Task goal:
I would like you to restate each record word for word.

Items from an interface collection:
--------------------

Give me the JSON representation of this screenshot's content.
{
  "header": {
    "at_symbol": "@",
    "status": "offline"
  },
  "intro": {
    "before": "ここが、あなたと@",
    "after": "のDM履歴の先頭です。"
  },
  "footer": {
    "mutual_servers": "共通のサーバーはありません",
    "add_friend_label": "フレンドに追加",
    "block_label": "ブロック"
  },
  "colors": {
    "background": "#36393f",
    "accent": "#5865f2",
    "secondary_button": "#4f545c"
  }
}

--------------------

Response box:
Give me the JSON representation of this screenshot's content.
{
  "header": {
    "at_symbol": "@",
    "status": "offline"
  },
  "intro": {
    "before": "ここが、あなたと@",
    "after": "のDM履歴の先頭です。"
  },
  "footer": {
    "mutual_servers": "共通のサーバーはありません",
    "add_friend_label": "フレンドに追加",
    "block_label": "ブロック"
  },
  "colors": {
    "background": "#36393f",
    "accent": "#5865f2",
    "secondary_button": "#4f545c"
  }
}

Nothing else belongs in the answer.